What the task requires –
The records below need retyping in full; give them again exactly.

Material shown –
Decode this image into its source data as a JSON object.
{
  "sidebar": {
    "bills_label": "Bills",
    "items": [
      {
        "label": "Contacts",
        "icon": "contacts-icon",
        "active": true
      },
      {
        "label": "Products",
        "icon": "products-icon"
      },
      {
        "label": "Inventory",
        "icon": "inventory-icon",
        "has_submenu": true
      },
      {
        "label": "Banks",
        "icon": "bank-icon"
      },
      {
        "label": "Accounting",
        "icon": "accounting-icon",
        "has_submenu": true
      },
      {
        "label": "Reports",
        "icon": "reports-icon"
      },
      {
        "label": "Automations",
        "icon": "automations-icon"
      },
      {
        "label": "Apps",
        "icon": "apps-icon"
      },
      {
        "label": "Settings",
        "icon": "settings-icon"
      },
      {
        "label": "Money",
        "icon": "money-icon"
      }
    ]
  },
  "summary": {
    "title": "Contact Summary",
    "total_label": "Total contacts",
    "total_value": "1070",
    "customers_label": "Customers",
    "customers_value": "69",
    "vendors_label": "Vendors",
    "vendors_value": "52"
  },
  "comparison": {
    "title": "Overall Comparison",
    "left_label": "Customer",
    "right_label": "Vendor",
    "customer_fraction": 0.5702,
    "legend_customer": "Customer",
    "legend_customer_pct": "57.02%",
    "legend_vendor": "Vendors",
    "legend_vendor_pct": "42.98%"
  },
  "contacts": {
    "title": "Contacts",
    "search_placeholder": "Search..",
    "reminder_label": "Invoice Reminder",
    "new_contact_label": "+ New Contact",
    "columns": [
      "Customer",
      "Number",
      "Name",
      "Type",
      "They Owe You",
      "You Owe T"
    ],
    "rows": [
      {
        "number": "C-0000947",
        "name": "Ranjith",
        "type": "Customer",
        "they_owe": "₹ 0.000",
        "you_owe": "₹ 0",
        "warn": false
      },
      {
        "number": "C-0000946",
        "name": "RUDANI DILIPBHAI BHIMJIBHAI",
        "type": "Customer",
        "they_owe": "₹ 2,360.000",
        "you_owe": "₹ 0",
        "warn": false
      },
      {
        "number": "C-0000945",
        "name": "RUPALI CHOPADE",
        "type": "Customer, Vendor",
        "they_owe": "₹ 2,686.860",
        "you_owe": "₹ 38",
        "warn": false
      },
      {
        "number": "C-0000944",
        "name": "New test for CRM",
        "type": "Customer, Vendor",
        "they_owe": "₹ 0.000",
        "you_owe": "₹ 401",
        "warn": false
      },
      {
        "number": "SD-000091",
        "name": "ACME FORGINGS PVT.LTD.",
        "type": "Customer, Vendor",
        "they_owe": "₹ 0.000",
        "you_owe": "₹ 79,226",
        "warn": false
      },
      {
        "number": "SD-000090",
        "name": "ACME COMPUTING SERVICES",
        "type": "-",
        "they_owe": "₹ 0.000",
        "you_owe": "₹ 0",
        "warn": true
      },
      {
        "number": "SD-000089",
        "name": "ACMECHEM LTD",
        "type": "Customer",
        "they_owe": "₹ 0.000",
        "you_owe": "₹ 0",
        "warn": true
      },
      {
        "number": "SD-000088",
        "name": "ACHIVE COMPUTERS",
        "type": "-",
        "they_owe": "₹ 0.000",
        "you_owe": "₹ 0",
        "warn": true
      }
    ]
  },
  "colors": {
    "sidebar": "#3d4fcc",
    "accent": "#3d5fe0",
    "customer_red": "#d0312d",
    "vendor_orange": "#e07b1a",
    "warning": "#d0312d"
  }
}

Output for this task –
Decode this image into its source data as a JSON object.
{
  "sidebar": {
    "bills_label": "Bills",
    "items": [
      {
        "label": "Contacts",
        "icon": "contacts-icon",
        "active": true
      },
      {
        "label": "Products",
        "icon": "products-icon"
      },
      {
        "label": "Inventory",
        "icon": "inventory-icon",
        "has_submenu": true
      },
      {
        "label": "Banks",
        "icon": "bank-icon"
      },
      {
        "label": "Accounting",
        "icon": "accounting-icon",
        "has_submenu": true
      },
      {
        "label": "Reports",
        "icon": "reports-icon"
      },
      {
        "label": "Automations",
        "icon": "automations-icon"
      },
      {
        "label": "Apps",
        "icon": "apps-icon"
      },
      {
        "label": "Settings",
        "icon": "settings-icon"
      },
      {
        "label": "Money",
        "icon": "money-icon"
      }
    ]
  },
  "summary": {
    "title": "Contact Summary",
    "total_label": "Total contacts",
    "total_value": "1070",
    "customers_label": "Customers",
    "customers_value": "69",
    "vendors_label": "Vendors",
    "vendors_value": "52"
  },
  "comparison": {
    "title": "Overall Comparison",
    "left_label": "Customer",
    "right_label": "Vendor",
    "customer_fraction": 0.5702,
    "legend_customer": "Customer",
    "legend_customer_pct": "57.02%",
    "legend_vendor": "Vendors",
    "legend_vendor_pct": "42.98%"
  },
  "contacts": {
    "title": "Contacts",
    "search_placeholder": "Search..",
    "reminder_label": "Invoice Reminder",
    "new_contact_label": "+ New Contact",
    "columns": [
      "Customer",
      "Number",
      "Name",
      "Type",
      "They Owe You",
      "You Owe T"
    ],
    "rows": [
      {
        "number": "C-0000947",
        "name": "Ranjith",
        "type": "Customer",
        "they_owe": "₹ 0.000",
        "you_owe": "₹ 0",
        "warn": false
      },
      {
        "number": "C-0000946",
        "name": "RUDANI DILIPBHAI BHIMJIBHAI",
        "type": "Customer",
        "they_owe": "₹ 2,360.000",
        "you_owe": "₹ 0",
        "warn": false
      },
      {
        "number": "C-0000945",
        "name": "RUPALI CHOPADE",
        "type": "Customer, Vendor",
        "they_owe": "₹ 2,686.860",
        "you_owe": "₹ 38",
        "warn": false
      },
      {
        "number": "C-0000944",
        "name": "New test for CRM",
        "type": "Customer, Vendor",
        "they_owe": "₹ 0.000",
        "you_owe": "₹ 401",
        "warn": false
      },
      {
        "number": "SD-000091",
        "name": "ACME FORGINGS PVT.LTD.",
        "type": "Customer, Vendor",
        "they_owe": "₹ 0.000",
        "you_owe": "₹ 79,226",
        "warn": false
      },
      {
        "number": "SD-000090",
        "name": "ACME COMPUTING SERVICES",
        "type": "-",
        "they_owe": "₹ 0.000",
        "you_owe": "₹ 0",
        "warn": true
      },
      {
        "number": "SD-000089",
        "name": "ACMECHEM LTD",
        "type": "Customer",
        "they_owe": "₹ 0.000",
        "you_owe": "₹ 0",
        "warn": true
      },
      {
        "number": "SD-000088",
        "name": "ACHIVE COMPUTERS",
        "type": "-",
        "they_owe": "₹ 0.000",
        "you_owe": "₹ 0",
        "warn": true
      }
    ]
  },
  "colors": {
    "sidebar": "#3d4fcc",
    "accent": "#3d5fe0",
    "customer_red": "#d0312d",
    "vendor_orange": "#e07b1a",
    "warning": "#d0312d"
  }
}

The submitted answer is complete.